God bless you on the journey!



Monday, April 8, 2013

As the Watch Ticks


[Photo of a pendant watch]

Remember that antique pendant watch we saw as a visual reminder of waiting on God at our Women’s Retreat? You can actually hear it tick, unlike modern watches. When I hear it tick, it reminds me of time passing, sometimes, so slowly.

Let me take you back to Psalm 37. David, the Psalm writer, doesn’t even mention the word “wait” until verse 34, but every verse reverberates with the ticking of the watch. And, the whole psalm is filled with antidotes to the long wait: words such as

  • “do not fret”

  • “trust”

  • “commit your way”

  • “be still”

  • “refrain from anger”

  • “a little while” and

  • “turn from evil and do good”

Each one offers very good advice! But each one can be described as “Easy to say—hard to do!”

As I read this passage, the verses that absolutely pop out for me are verses 3 and 4:

“Trust in the Lord and do good; dwell in the land and enjoy safe pasture [cultivate faithfulness]. Delight yourself in the Lord and he will give you the desires of your heart.”

God doesn’t just want us to sit listening to our watch tick the hours and days and even years away. He wants us to be constructive for Him. Sometimes He shows us something to do we hardly feel qualified or “called” to do.

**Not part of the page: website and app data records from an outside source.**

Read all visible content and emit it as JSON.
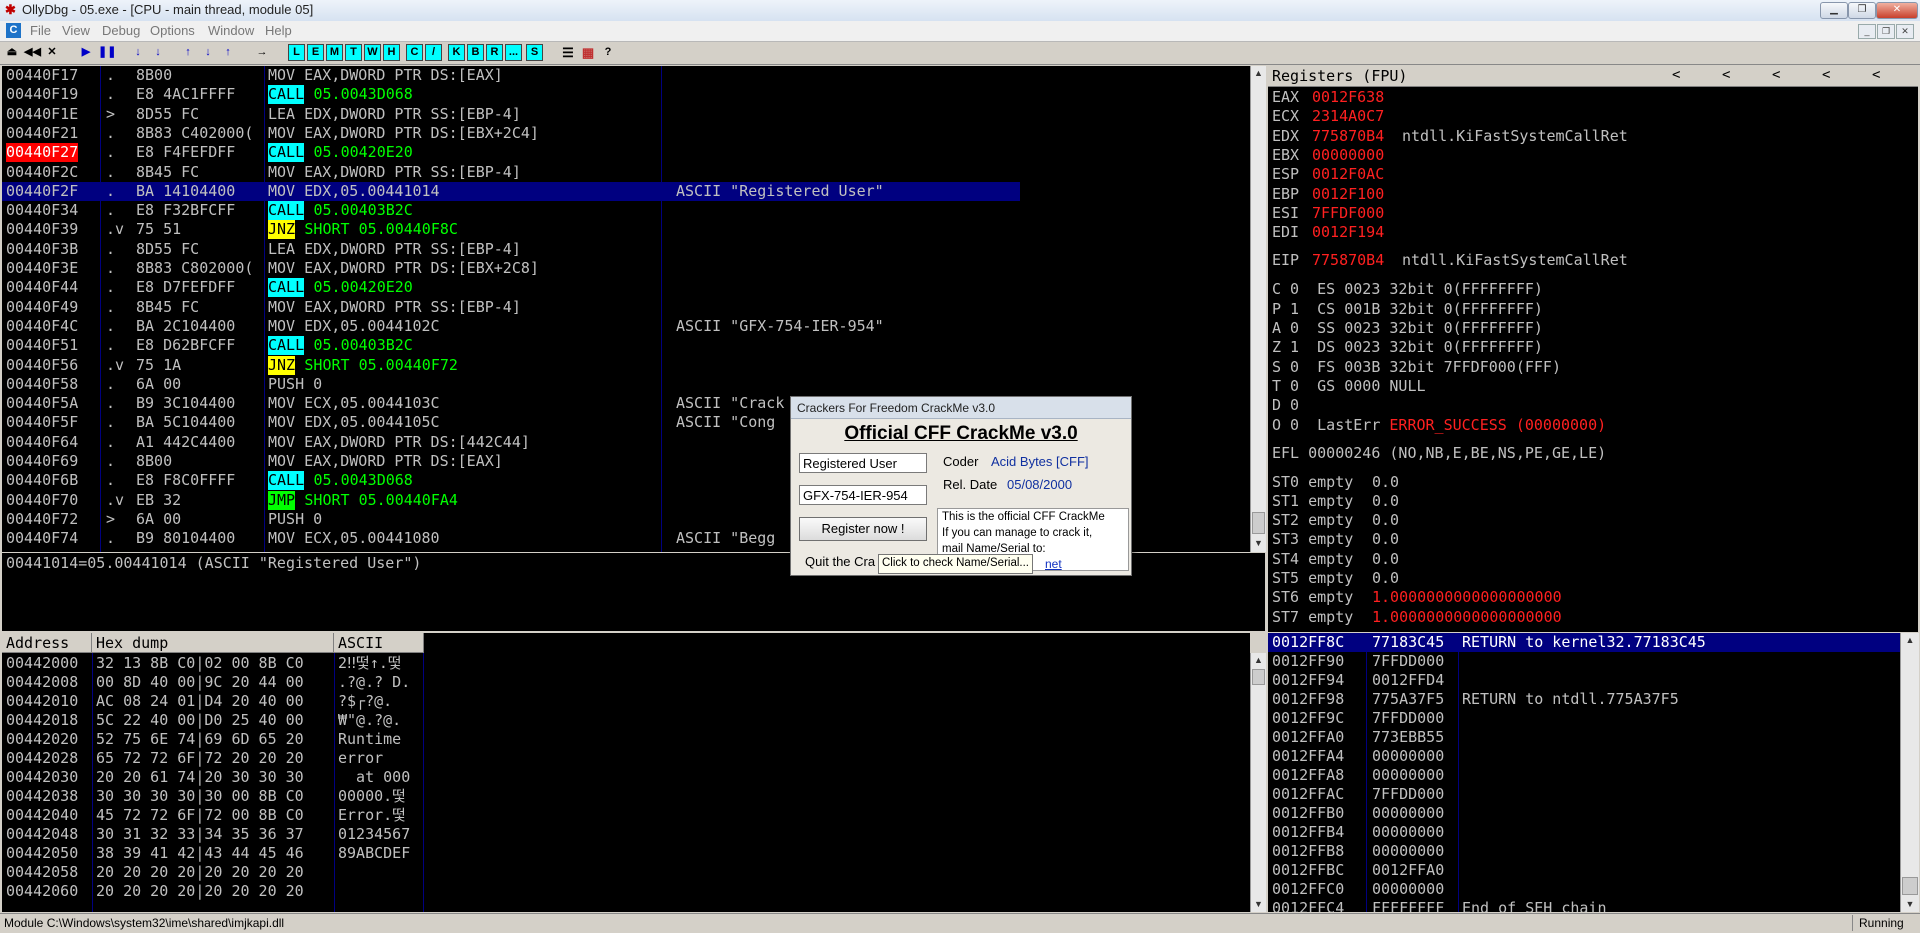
{
  "window": {
    "title": "OllyDbg - 05.exe - [CPU - main thread, module 05]"
  },
  "menu": [
    "File",
    "View",
    "Debug",
    "Options",
    "Window",
    "Help"
  ],
  "toolbar": {
    "letters": [
      "L",
      "E",
      "M",
      "T",
      "W",
      "H",
      "C",
      "/",
      "K",
      "B",
      "R",
      "...",
      "S"
    ],
    "glyphs": [
      "⏏",
      "◀◀",
      "✕",
      "▶",
      "❚❚",
      "↓",
      "↓",
      "↑",
      "↓",
      "↑",
      "→"
    ]
  },
  "disasm": {
    "rows": [
      {
        "addr": "00440F17",
        "mark": ".",
        "hex": "8B00",
        "instr": "MOV EAX,DWORD PTR DS:[EAX]",
        "comment": ""
      },
      {
        "addr": "00440F19",
        "mark": ".",
        "hex": "E8 4AC1FFFF",
        "op": "CALL",
        "arg": "05.0043D068",
        "kind": "call",
        "comment": ""
      },
      {
        "addr": "00440F1E",
        "mark": ">",
        "hex": "8D55 FC",
        "instr": "LEA EDX,DWORD PTR SS:[EBP-4]",
        "comment": ""
      },
      {
        "addr": "00440F21",
        "mark": ".",
        "hex": "8B83 C402000(",
        "instr": "MOV EAX,DWORD PTR DS:[EBX+2C4]",
        "comment": ""
      },
      {
        "addr": "00440F27",
        "mark": ".",
        "hex": "E8 F4FEFDFF",
        "op": "CALL",
        "arg": "05.00420E20",
        "kind": "call",
        "bp": true,
        "comment": ""
      },
      {
        "addr": "00440F2C",
        "mark": ".",
        "hex": "8B45 FC",
        "instr": "MOV EAX,DWORD PTR SS:[EBP-4]",
        "comment": ""
      },
      {
        "addr": "00440F2F",
        "mark": ".",
        "hex": "BA 14104400",
        "instr": "MOV EDX,05.00441014",
        "comment": "ASCII \"Registered User\"",
        "selected": true
      },
      {
        "addr": "00440F34",
        "mark": ".",
        "hex": "E8 F32BFCFF",
        "op": "CALL",
        "arg": "05.00403B2C",
        "kind": "call",
        "comment": ""
      },
      {
        "addr": "00440F39",
        "mark": ".v",
        "hex": "75 51",
        "op": "JNZ",
        "arg": "SHORT 05.00440F8C",
        "kind": "jnz",
        "comment": ""
      },
      {
        "addr": "00440F3B",
        "mark": ".",
        "hex": "8D55 FC",
        "instr": "LEA EDX,DWORD PTR SS:[EBP-4]",
        "comment": ""
      },
      {
        "addr": "00440F3E",
        "mark": ".",
        "hex": "8B83 C802000(",
        "instr": "MOV EAX,DWORD PTR DS:[EBX+2C8]",
        "comment": ""
      },
      {
        "addr": "00440F44",
        "mark": ".",
        "hex": "E8 D7FEFDFF",
        "op": "CALL",
        "arg": "05.00420E20",
        "kind": "call",
        "comment": ""
      },
      {
        "addr": "00440F49",
        "mark": ".",
        "hex": "8B45 FC",
        "instr": "MOV EAX,DWORD PTR SS:[EBP-4]",
        "comment": ""
      },
      {
        "addr": "00440F4C",
        "mark": ".",
        "hex": "BA 2C104400",
        "instr": "MOV EDX,05.0044102C",
        "comment": "ASCII \"GFX-754-IER-954\""
      },
      {
        "addr": "00440F51",
        "mark": ".",
        "hex": "E8 D62BFCFF",
        "op": "CALL",
        "arg": "05.00403B2C",
        "kind": "call",
        "comment": ""
      },
      {
        "addr": "00440F56",
        "mark": ".v",
        "hex": "75 1A",
        "op": "JNZ",
        "arg": "SHORT 05.00440F72",
        "kind": "jnz",
        "comment": ""
      },
      {
        "addr": "00440F58",
        "mark": ".",
        "hex": "6A 00",
        "instr": "PUSH 0",
        "comment": ""
      },
      {
        "addr": "00440F5A",
        "mark": ".",
        "hex": "B9 3C104400",
        "instr": "MOV ECX,05.0044103C",
        "comment": "ASCII \"Crack"
      },
      {
        "addr": "00440F5F",
        "mark": ".",
        "hex": "BA 5C104400",
        "instr": "MOV EDX,05.0044105C",
        "comment": "ASCII \"Cong"
      },
      {
        "addr": "00440F64",
        "mark": ".",
        "hex": "A1 442C4400",
        "instr": "MOV EAX,DWORD PTR DS:[442C44]",
        "comment": ""
      },
      {
        "addr": "00440F69",
        "mark": ".",
        "hex": "8B00",
        "instr": "MOV EAX,DWORD PTR DS:[EAX]",
        "comment": ""
      },
      {
        "addr": "00440F6B",
        "mark": ".",
        "hex": "E8 F8C0FFFF",
        "op": "CALL",
        "arg": "05.0043D068",
        "kind": "call",
        "comment": ""
      },
      {
        "addr": "00440F70",
        "mark": ".v",
        "hex": "EB 32",
        "op": "JMP",
        "arg": "SHORT 05.00440FA4",
        "kind": "jmp",
        "comment": ""
      },
      {
        "addr": "00440F72",
        "mark": ">",
        "hex": "6A 00",
        "instr": "PUSH 0",
        "comment": ""
      },
      {
        "addr": "00440F74",
        "mark": ".",
        "hex": "B9 80104400",
        "instr": "MOV ECX,05.00441080",
        "comment": "ASCII \"Begg"
      }
    ]
  },
  "info_line": "00441014=05.00441014 (ASCII \"Registered User\")",
  "registers": {
    "title": "Registers (FPU)",
    "nav": [
      "<",
      "<",
      "<",
      "<",
      "<"
    ],
    "gp": [
      {
        "name": "EAX",
        "value": "0012F638",
        "note": ""
      },
      {
        "name": "ECX",
        "value": "2314A0C7",
        "note": ""
      },
      {
        "name": "EDX",
        "value": "775870B4",
        "note": "ntdll.KiFastSystemCallRet"
      },
      {
        "name": "EBX",
        "value": "00000000",
        "note": ""
      },
      {
        "name": "ESP",
        "value": "0012F0AC",
        "note": ""
      },
      {
        "name": "EBP",
        "value": "0012F100",
        "note": ""
      },
      {
        "name": "ESI",
        "value": "7FFDF000",
        "note": ""
      },
      {
        "name": "EDI",
        "value": "0012F194",
        "note": ""
      }
    ],
    "eip": {
      "name": "EIP",
      "value": "775870B4",
      "note": "ntdll.KiFastSystemCallRet"
    },
    "flags": [
      "C 0  ES 0023 32bit 0(FFFFFFFF)",
      "P 1  CS 001B 32bit 0(FFFFFFFF)",
      "A 0  SS 0023 32bit 0(FFFFFFFF)",
      "Z 1  DS 0023 32bit 0(FFFFFFFF)",
      "S 0  FS 003B 32bit 7FFDF000(FFF)",
      "T 0  GS 0000 NULL",
      "D 0"
    ],
    "lasterr_prefix": "O 0  LastErr ",
    "lasterr_value": "ERROR_SUCCESS (00000000)",
    "efl": "EFL 00000246 (NO,NB,E,BE,NS,PE,GE,LE)",
    "fpu": [
      {
        "label": "ST0 empty",
        "value": "0.0",
        "red": false
      },
      {
        "label": "ST1 empty",
        "value": "0.0",
        "red": false
      },
      {
        "label": "ST2 empty",
        "value": "0.0",
        "red": false
      },
      {
        "label": "ST3 empty",
        "value": "0.0",
        "red": false
      },
      {
        "label": "ST4 empty",
        "value": "0.0",
        "red": false
      },
      {
        "label": "ST5 empty",
        "value": "0.0",
        "red": false
      },
      {
        "label": "ST6 empty",
        "value": "1.0000000000000000000",
        "red": true
      },
      {
        "label": "ST7 empty",
        "value": "1.0000000000000000000",
        "red": true
      }
    ]
  },
  "dump": {
    "headers": [
      "Address",
      "Hex dump",
      "ASCII"
    ],
    "rows": [
      {
        "addr": "00442000",
        "hex": "32 13 8B C0|02 00 8B C0",
        "ascii": "2‼떷↑.떷"
      },
      {
        "addr": "00442008",
        "hex": "00 8D 40 00|9C 20 44 00",
        "ascii": ".?@.? D."
      },
      {
        "addr": "00442010",
        "hex": "AC 08 24 01|D4 20 40 00",
        "ascii": "?$┌?@."
      },
      {
        "addr": "00442018",
        "hex": "5C 22 40 00|D0 25 40 00",
        "ascii": "₩\"@.?@."
      },
      {
        "addr": "00442020",
        "hex": "52 75 6E 74|69 6D 65 20",
        "ascii": "Runtime "
      },
      {
        "addr": "00442028",
        "hex": "65 72 72 6F|72 20 20 20",
        "ascii": "error   "
      },
      {
        "addr": "00442030",
        "hex": "20 20 61 74|20 30 30 30",
        "ascii": "  at 000"
      },
      {
        "addr": "00442038",
        "hex": "30 30 30 30|30 00 8B C0",
        "ascii": "00000.떷"
      },
      {
        "addr": "00442040",
        "hex": "45 72 72 6F|72 00 8B C0",
        "ascii": "Error.떷"
      },
      {
        "addr": "00442048",
        "hex": "30 31 32 33|34 35 36 37",
        "ascii": "01234567"
      },
      {
        "addr": "00442050",
        "hex": "38 39 41 42|43 44 45 46",
        "ascii": "89ABCDEF"
      },
      {
        "addr": "00442058",
        "hex": "20 20 20 20|20 20 20 20",
        "ascii": "        "
      },
      {
        "addr": "00442060",
        "hex": "20 20 20 20|20 20 20 20",
        "ascii": "        "
      }
    ]
  },
  "stack": {
    "rows": [
      {
        "addr": "0012FF8C",
        "value": "77183C45",
        "note": "RETURN to kernel32.77183C45",
        "selected": true
      },
      {
        "addr": "0012FF90",
        "value": "7FFDD000",
        "note": ""
      },
      {
        "addr": "0012FF94",
        "value": "0012FFD4",
        "note": ""
      },
      {
        "addr": "0012FF98",
        "value": "775A37F5",
        "note": "RETURN to ntdll.775A37F5"
      },
      {
        "addr": "0012FF9C",
        "value": "7FFDD000",
        "note": ""
      },
      {
        "addr": "0012FFA0",
        "value": "773EBB55",
        "note": ""
      },
      {
        "addr": "0012FFA4",
        "value": "00000000",
        "note": ""
      },
      {
        "addr": "0012FFA8",
        "value": "00000000",
        "note": ""
      },
      {
        "addr": "0012FFAC",
        "value": "7FFDD000",
        "note": ""
      },
      {
        "addr": "0012FFB0",
        "value": "00000000",
        "note": ""
      },
      {
        "addr": "0012FFB4",
        "value": "00000000",
        "note": ""
      },
      {
        "addr": "0012FFB8",
        "value": "00000000",
        "note": ""
      },
      {
        "addr": "0012FFBC",
        "value": "0012FFA0",
        "note": ""
      },
      {
        "addr": "0012FFC0",
        "value": "00000000",
        "note": ""
      },
      {
        "addr": "0012FFC4",
        "value": "FFFFFFFF",
        "note": "End of SEH chain"
      }
    ]
  },
  "dialog": {
    "title": "Crackers For Freedom CrackMe v3.0",
    "heading": "Official CFF CrackMe v3.0",
    "name_value": "Registered User",
    "serial_value": "GFX-754-IER-954",
    "coder_label": "Coder",
    "coder_value": "Acid Bytes [CFF]",
    "reldate_label": "Rel. Date",
    "reldate_value": "05/08/2000",
    "register_button": "Register now !",
    "quit_button": "Quit the Cra",
    "info": [
      "This is the official CFF CrackMe",
      "If you can manage to crack it,",
      "mail Name/Serial to:"
    ],
    "link": "net",
    "tooltip": "Click to check Name/Serial..."
  },
  "status": {
    "module": "Module C:\\Windows\\system32\\ime\\shared\\imjkapi.dll",
    "state": "Running"
  }
}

Sometimes we find joy in this kind of new endeavor that we could not have imagined. As Christian writer Holly Furtick has said,

“What seems to you like a pointless or even painful ‘waiting room’ may be God’s most productive workroom.” 1

Remember that antique watch? It seemed to always need winding. I find that the best way to keep it running well is to wind it at the same time every day.

We should do the same too. While the time ticks away, we need to spend time in prayer every day about that thing for which we wait.

And soon, with the Psalmist, we can cry:

“I waited patiently for the Lord; he turned to me and heard my cry.” (Psalm 40:1)

1 from Furtick, Holly. Blog: “The Preacher’s Wife”
Holly Furtick is the wife of Pastor Steven Furtick, the founding pastor of the Charlotte, North Carolina’s Elevation Church. Holly is the mother of three young children.



Monday, April 1, 2013



[Photo of hammered earrings]

Our new friend, Joni Eareckson Tada, whom we met via video at our most recent Women’s Retreat, tells a story about a day she was wearing a favorite pair of earrings. While talking on the phone, she felt one fall off. When she backed up in her wheelchair, she couldn’t see it on the floor. But, when she wheeled into the hallway to find someone to help her find it, she felt a clunk-clunk, and realized she had run over it and it had become impaled on her tire. When her friend pulled it out, it was a mangled mess. I’ll let her finish the story:

I asked the jeweler, “Sir, could you please make the crumpled earring look like this nice one?”

He rubbed his chin and replied, “Lady, forget it. But I can make this one”—he pointed to the smooth earring—“look like your smashed one.”

It was an option I hadn’t considered. After a few minutes of hammering, I had a unique designer original: a pair of crinkled gold earrings that reflected even more light than before!

When God allows hammering and hurting, he is purposing to transform us into something new and different. Like those earrings, we are the same, yet poles apart. Best of all, we are better; we are closer to reflecting the light of Christ because of our weakness.

The jeweler at the mall could turn a flawless earring into a mangled one, but only God can take a mangled life and change it into a life that reflects the flawless perfection of his Son, Jesus Christ. One day the hammering process will cease and we will perfectly reflect the image of our Savior.

Someone has said, “God ruthlessly perfects whom he royally elects.” In what way have your hopes or dreams been smashed? Agree with God to hold on to his wisdom and grace through the hammering. It’ll be a change for the better. 1

The hammering and the refining are always painful. But, God is making something of solid beauty, an original, for His glory. His servant Job said it this way:

“But he knows the way that I take; when he has tested me, I will come forth as gold.” —Job 23:10

1 from Tada, Joni Eareckson. Pearls of Great Price: 366 Daily Devotional Readings. Grand Rapids, MI: Zondervan Publishers, 2006.